## YOUR TASK
The full listing, from first line to last, should be set down again exactly.

┌──

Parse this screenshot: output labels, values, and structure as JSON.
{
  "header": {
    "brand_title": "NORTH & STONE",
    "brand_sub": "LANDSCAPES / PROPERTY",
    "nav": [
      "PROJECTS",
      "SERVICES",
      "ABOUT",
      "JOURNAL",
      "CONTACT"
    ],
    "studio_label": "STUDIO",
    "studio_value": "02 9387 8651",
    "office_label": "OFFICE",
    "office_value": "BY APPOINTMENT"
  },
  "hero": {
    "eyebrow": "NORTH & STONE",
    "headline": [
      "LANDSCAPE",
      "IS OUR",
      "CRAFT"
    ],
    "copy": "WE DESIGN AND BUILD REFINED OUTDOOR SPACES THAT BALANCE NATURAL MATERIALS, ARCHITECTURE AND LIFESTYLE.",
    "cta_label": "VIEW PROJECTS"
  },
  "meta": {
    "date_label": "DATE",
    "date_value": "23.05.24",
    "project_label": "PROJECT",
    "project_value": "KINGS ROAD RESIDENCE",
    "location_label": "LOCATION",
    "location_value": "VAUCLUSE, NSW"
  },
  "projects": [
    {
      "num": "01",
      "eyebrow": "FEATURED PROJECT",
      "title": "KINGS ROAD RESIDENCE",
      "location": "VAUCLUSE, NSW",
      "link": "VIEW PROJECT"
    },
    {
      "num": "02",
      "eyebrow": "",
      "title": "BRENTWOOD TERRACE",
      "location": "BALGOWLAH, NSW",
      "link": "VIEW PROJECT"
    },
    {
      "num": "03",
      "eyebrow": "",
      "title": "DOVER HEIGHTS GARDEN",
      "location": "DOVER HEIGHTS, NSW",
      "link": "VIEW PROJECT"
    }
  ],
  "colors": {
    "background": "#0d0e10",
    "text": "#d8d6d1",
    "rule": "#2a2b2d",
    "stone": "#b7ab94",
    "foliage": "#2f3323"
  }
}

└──

## EXERCISE RESULT
Parse this screenshot: output labels, values, and structure as JSON.
{
  "header": {
    "brand_title": "NORTH & STONE",
    "brand_sub": "LANDSCAPES / PROPERTY",
    "nav": [
      "PROJECTS",
      "SERVICES",
      "ABOUT",
      "JOURNAL",
      "CONTACT"
    ],
    "studio_label": "STUDIO",
    "studio_value": "02 9387 8651",
    "office_label": "OFFICE",
    "office_value": "BY APPOINTMENT"
  },
  "hero": {
    "eyebrow": "NORTH & STONE",
    "headline": [
      "LANDSCAPE",
      "IS OUR",
      "CRAFT"
    ],
    "copy": "WE DESIGN AND BUILD REFINED OUTDOOR SPACES THAT BALANCE NATURAL MATERIALS, ARCHITECTURE AND LIFESTYLE.",
    "cta_label": "VIEW PROJECTS"
  },
  "meta": {
    "date_label": "DATE",
    "date_value": "23.05.24",
    "project_label": "PROJECT",
    "project_value": "KINGS ROAD RESIDENCE",
    "location_label": "LOCATION",
    "location_value": "VAUCLUSE, NSW"
  },
  "projects": [
    {
      "num": "01",
      "eyebrow": "FEATURED PROJECT",
      "title": "KINGS ROAD RESIDENCE",
      "location": "VAUCLUSE, NSW",
      "link": "VIEW PROJECT"
    },
    {
      "num": "02",
      "eyebrow": "",
      "title": "BRENTWOOD TERRACE",
      "location": "BALGOWLAH, NSW",
      "link": "VIEW PROJECT"
    },
    {
      "num": "03",
      "eyebrow": "",
      "title": "DOVER HEIGHTS GARDEN",
      "location": "DOVER HEIGHTS, NSW",
      "link": "VIEW PROJECT"
    }
  ],
  "colors": {
    "background": "#0d0e10",
    "text": "#d8d6d1",
    "rule": "#2a2b2d",
    "stone": "#b7ab94",
    "foliage": "#2f3323"
  }
}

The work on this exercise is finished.